What to Drink: A grassy but tense 2005 Pouilly-Fumé Pur Sang from Didier Dageneau.
Brian Scheehser, the executive chef at this informal restaurant in Kirkland’s Heathman Hotel, loves to personally present a dish with its exact provenance—as in, “Those beans were in the ground forty-six minutes ago.” Scheehser’s three-acre farm in neighboring Woodinville—where the harvest includes strawberries, purple-passion asparagus, viola artichokes, a panoply of root vegetables, and 19 kinds of tomatoes—makes such a rapid earth-to-mouth transition possible. He buys meat and poultry from organic producers, then turns out rustic meals with a Pacific Northwest touch. Dinner for two $80.
What to Eat: A field-greens salad is sure to bring Scheehser tableside with details. Continue with pan-roasted trout alongside his own sautéed zucchini and oven-dried Italian plum tomatoes.
What to Drink: Columbia Crest’s polished 2004 Reserve Syrah, made right up the road.
Blackberry Farm, Tennessee
The 4,200-acre estate surrounding this Smoky Mountains compound provides bacon, eggs, cheese, and those eponymous brambles. Dinner for two $250.
Blue Hill at Stone Barns, New York
This Westchester County satellite of Dan Barber’s Greenwich Village restaurant has no menus, just a list of farm-fresh ingredients from which meals are constructed. Dinner for two $190.
The Herbfarm, Washington
Last year’s arrival of chef Keith Luce reinvigorated this 23-year-old restaurant, with its nine-course prix fixe of seasonal offerings from its gardens outside Seattle. Dinner for two $390.
Sooke Harbour House, British Columbia
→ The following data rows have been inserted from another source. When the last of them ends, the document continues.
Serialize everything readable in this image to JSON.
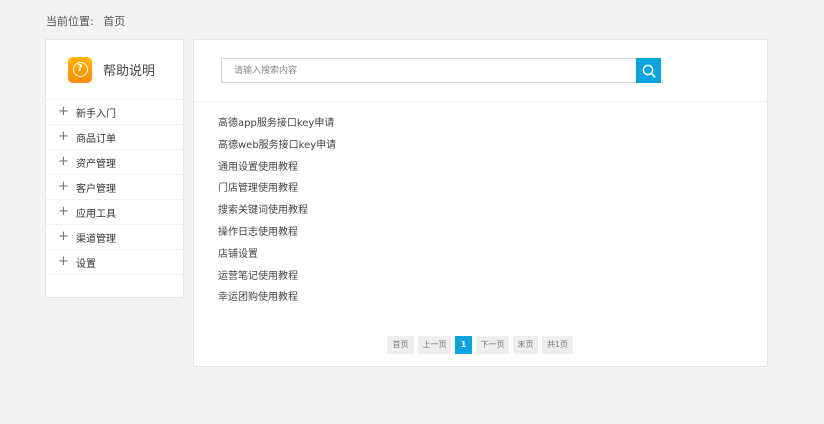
{
  "breadcrumb": {
    "label": "当前位置:",
    "current": "首页"
  },
  "sidebar": {
    "title": "帮助说明",
    "items": [
      {
        "label": "新手入门"
      },
      {
        "label": "商品订单"
      },
      {
        "label": "资产管理"
      },
      {
        "label": "客户管理"
      },
      {
        "label": "应用工具"
      },
      {
        "label": "渠道管理"
      },
      {
        "label": "设置"
      }
    ]
  },
  "search": {
    "placeholder": "请输入搜索内容",
    "value": ""
  },
  "articles": [
    "高德app服务接口key申请",
    "高德web服务接口key申请",
    "通用设置使用教程",
    "门店管理使用教程",
    "搜索关键词使用教程",
    "操作日志使用教程",
    "店铺设置",
    "运营笔记使用教程",
    "幸运团购使用教程"
  ],
  "pagination": {
    "first": "首页",
    "prev": "上一页",
    "current": "1",
    "next": "下一页",
    "last": "末页",
    "total": "共1页"
  },
  "colors": {
    "accent": "#0aa5df",
    "icon_orange": "#ff9a00",
    "background": "#f3f3f3"
  },
  "icons": {
    "help": "question-circle-icon",
    "search": "search-icon",
    "expand": "plus-icon"
  }
}
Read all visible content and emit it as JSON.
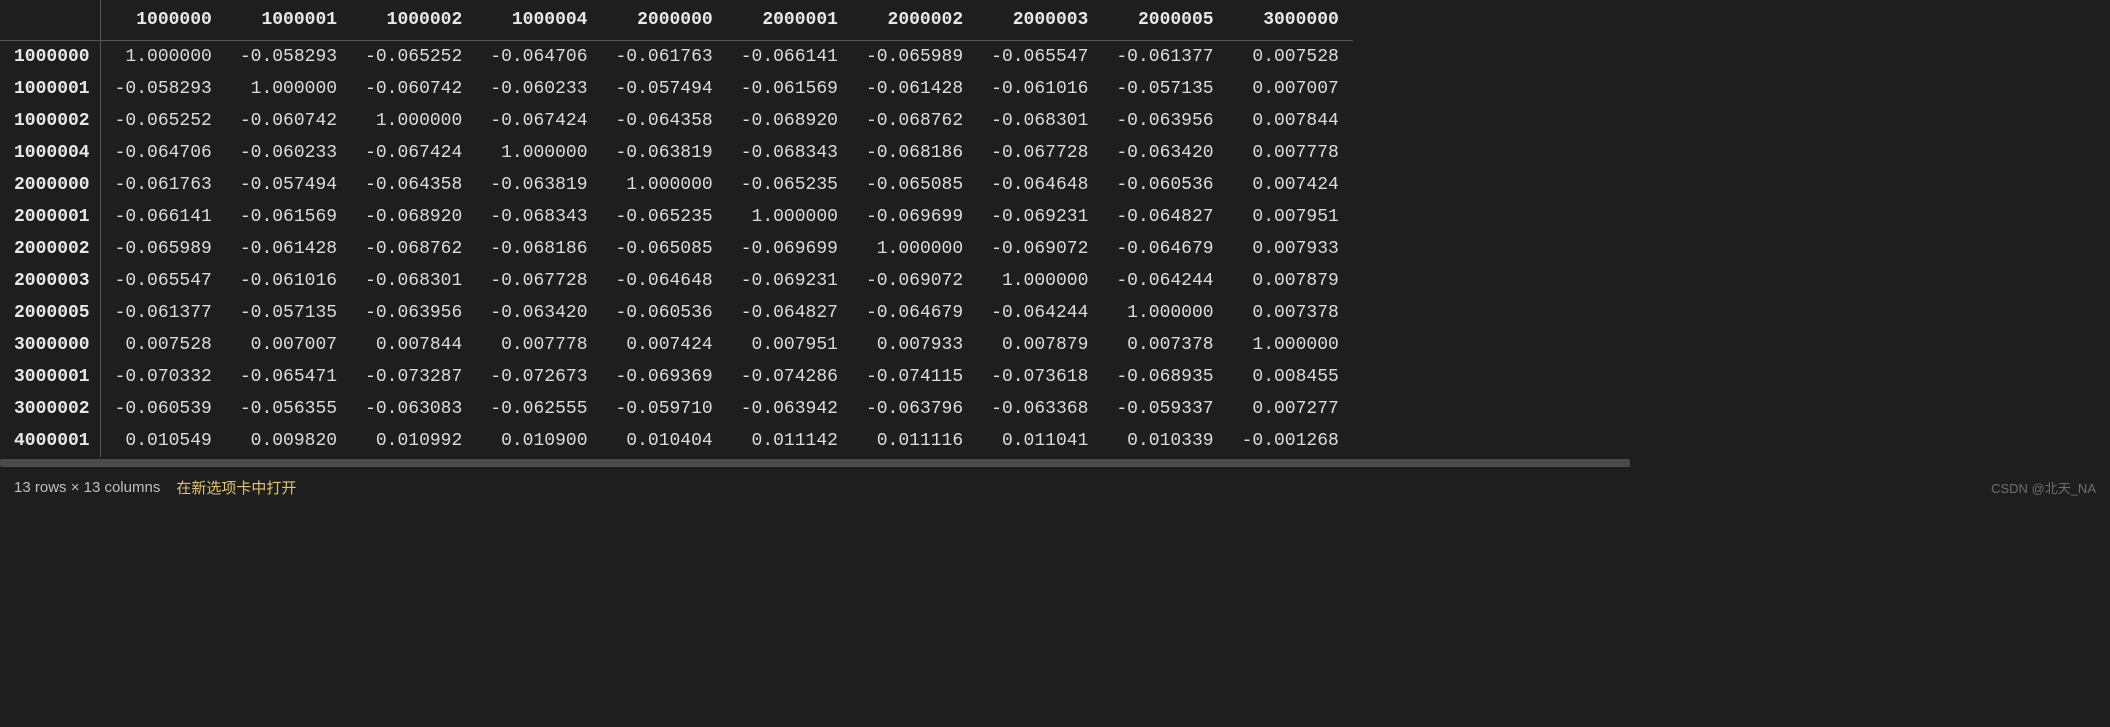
{
  "table": {
    "columns": [
      "1000000",
      "1000001",
      "1000002",
      "1000004",
      "2000000",
      "2000001",
      "2000002",
      "2000003",
      "2000005",
      "3000000"
    ],
    "index": [
      "1000000",
      "1000001",
      "1000002",
      "1000004",
      "2000000",
      "2000001",
      "2000002",
      "2000003",
      "2000005",
      "3000000",
      "3000001",
      "3000002",
      "4000001"
    ],
    "rows": [
      [
        "1.000000",
        "-0.058293",
        "-0.065252",
        "-0.064706",
        "-0.061763",
        "-0.066141",
        "-0.065989",
        "-0.065547",
        "-0.061377",
        "0.007528"
      ],
      [
        "-0.058293",
        "1.000000",
        "-0.060742",
        "-0.060233",
        "-0.057494",
        "-0.061569",
        "-0.061428",
        "-0.061016",
        "-0.057135",
        "0.007007"
      ],
      [
        "-0.065252",
        "-0.060742",
        "1.000000",
        "-0.067424",
        "-0.064358",
        "-0.068920",
        "-0.068762",
        "-0.068301",
        "-0.063956",
        "0.007844"
      ],
      [
        "-0.064706",
        "-0.060233",
        "-0.067424",
        "1.000000",
        "-0.063819",
        "-0.068343",
        "-0.068186",
        "-0.067728",
        "-0.063420",
        "0.007778"
      ],
      [
        "-0.061763",
        "-0.057494",
        "-0.064358",
        "-0.063819",
        "1.000000",
        "-0.065235",
        "-0.065085",
        "-0.064648",
        "-0.060536",
        "0.007424"
      ],
      [
        "-0.066141",
        "-0.061569",
        "-0.068920",
        "-0.068343",
        "-0.065235",
        "1.000000",
        "-0.069699",
        "-0.069231",
        "-0.064827",
        "0.007951"
      ],
      [
        "-0.065989",
        "-0.061428",
        "-0.068762",
        "-0.068186",
        "-0.065085",
        "-0.069699",
        "1.000000",
        "-0.069072",
        "-0.064679",
        "0.007933"
      ],
      [
        "-0.065547",
        "-0.061016",
        "-0.068301",
        "-0.067728",
        "-0.064648",
        "-0.069231",
        "-0.069072",
        "1.000000",
        "-0.064244",
        "0.007879"
      ],
      [
        "-0.061377",
        "-0.057135",
        "-0.063956",
        "-0.063420",
        "-0.060536",
        "-0.064827",
        "-0.064679",
        "-0.064244",
        "1.000000",
        "0.007378"
      ],
      [
        "0.007528",
        "0.007007",
        "0.007844",
        "0.007778",
        "0.007424",
        "0.007951",
        "0.007933",
        "0.007879",
        "0.007378",
        "1.000000"
      ],
      [
        "-0.070332",
        "-0.065471",
        "-0.073287",
        "-0.072673",
        "-0.069369",
        "-0.074286",
        "-0.074115",
        "-0.073618",
        "-0.068935",
        "0.008455"
      ],
      [
        "-0.060539",
        "-0.056355",
        "-0.063083",
        "-0.062555",
        "-0.059710",
        "-0.063942",
        "-0.063796",
        "-0.063368",
        "-0.059337",
        "0.007277"
      ],
      [
        "0.010549",
        "0.009820",
        "0.010992",
        "0.010900",
        "0.010404",
        "0.011142",
        "0.011116",
        "0.011041",
        "0.010339",
        "-0.001268"
      ]
    ]
  },
  "footer": {
    "summary": "13 rows × 13 columns",
    "open_new_tab": "在新选项卡中打开",
    "watermark": "CSDN @北天_NA"
  }
}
A quirky restaurant and inn with a vast kitchen garden and a unique vision: co-owner Sinclair Philip places emphasis on foods that Vancouver Island’s indigenous peoples once ate. Dinner for two $200.